The first morning I saw the white kid cruiser in my spot I’ll admit I was a bit confused. You see, this spot, well, no one else comes here. Especially before sun up. Nope, this is my parking spot on this empty dirt road with nothing but a lone silo for miles.
I drive precisely two and one half hours to get to this spot. I leave my house at 4 a.m. in order to get here for the sunrise and catch the birds in their pajamas. My alarm is set to go off at 3:45 and I creep around so as not to wake the wife and kids. No one else wants to be awake at this hour, except sometimes a five year old and Obi the wonder dog. Obi knows whats up. There is only one reason to be up this early and his excitement, scampering about and dashing up and down the stairs, all run the risk of destroying my stealth mission out of the neighborhood.
I quietly make my coffee, load the cooler, gun and dog. Everything else is packed the night before. Sometimes I might check the weather, but this season has been nothing but dry and warm, so I’m banking on more of the same.
First stop is for fuel at the Diamond Shamrock on the way out of town. If the weather isn’t bad, the night guy will come out and chat while I fill up, paying at the pump. He likes to talk and probably gets pretty lonely at this little outpost in the foothills over night. Usually he likes to carry on about the station’s resident cat, whose name I can’t recall. What I do remember are the stories about the cat staring down a mountain lion in the parking lot. Always with the mountain lion story, every morning. With the tank full we’re ready to roll east. Out of the mountains and onto the plains. In two hours as the sun comes up, the mountains won’t be visible in the rear view mirror anymore, not even a vague outline.
So it’s after all of this that I now roll up on the white Chrysler in my spot. It’s not that the field isn’t big enough for us both if I were to circle around to the other end. But MVM is already out there, with his lab none the less and he’s either getting the birds or watching them jump to the neighboring properties. The fact he’s got a dog is significant here. If it was just a lone guy, I’d give him some time and then go in for seconds. But I’ve watched his lab work the field with nice long casts back and forth out in front and by my assessment I think he’s a good dog and so on this day I’ll move on down the road to some other spots.
Now, minivan man doesn’t always win. There have been a few days I’m happy to report that I’ve arrived first. This doesn’t happen too often, but when I spot the van drive by from a distance and keep on rolling past, I feel a tinge of satisfaction. Now if we could just find some birds.

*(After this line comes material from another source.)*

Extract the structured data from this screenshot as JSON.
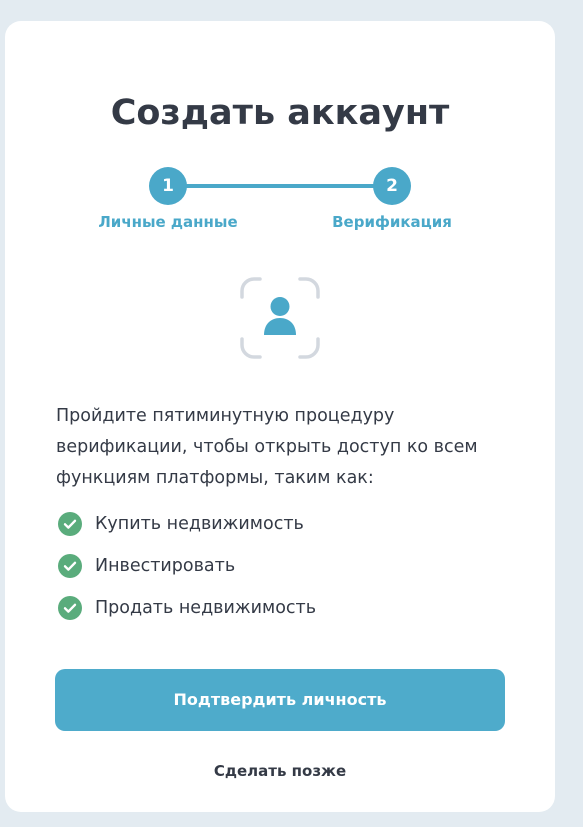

On my last day of the season, I arrived at the field at the usual time.The wind was blowing pretty good from the west this morning, so I drove over a rise to the east end and geared up. As Obi and I worked west into the wind, we crested the rise and there it was, parked in the northwest corner, the minivan. We stopped and scanned the field and I saw MVM and his dog working south pushing the birds to the southwest corner, my usual first pass here too. Upon seeing the duo, I decided to declare a bit of a personal truce on this day. So the dog and I took a left and began working to the north, the opposite direction. It wasn’t the best course for Obi as his nose kept pulling him into the wind, but we worked north and then a little west, splitting the difference. Obi began to show his tell tale birdy signs and I got prepped to see the first pheasants of the morning. Sure enough as Obi locked up and I took a step in his direction two birds flushed, a hen and rooster, flying low and across the horizon. Directly in front of the rising sun. The scene would have made a nice postcard or maybe a motivational poster – “Success. Is making the guy pointing a gun at you squint into the sun.” By the time I identified the rooster in the pair and got off a shot, I didn’t have a chance of connecting. Unhappy dog, but I’m not going to beat myself up over it, being only 7:00 am we’ve got a long day ahead of us.
We end up at the edge of the field now and it’s time to circle back to the car. As we walk I’m listening for other shots coming from the field. When I glance back over my shoulder I see the minivan getting loaded up. He hadn’t had any shots, I had one and maybe he thinks I got a bird. So I win? Well as we walked back to the car the minivan drove past us, we gave each other the friendly wave, but damn it, he’s going to make it to the next spot before us.
And so it goes, I guess it’s better to focus on the birds and not worry about what the other guy is up to, because as I’ve learned, you mess with the minivan man, you get the scraps.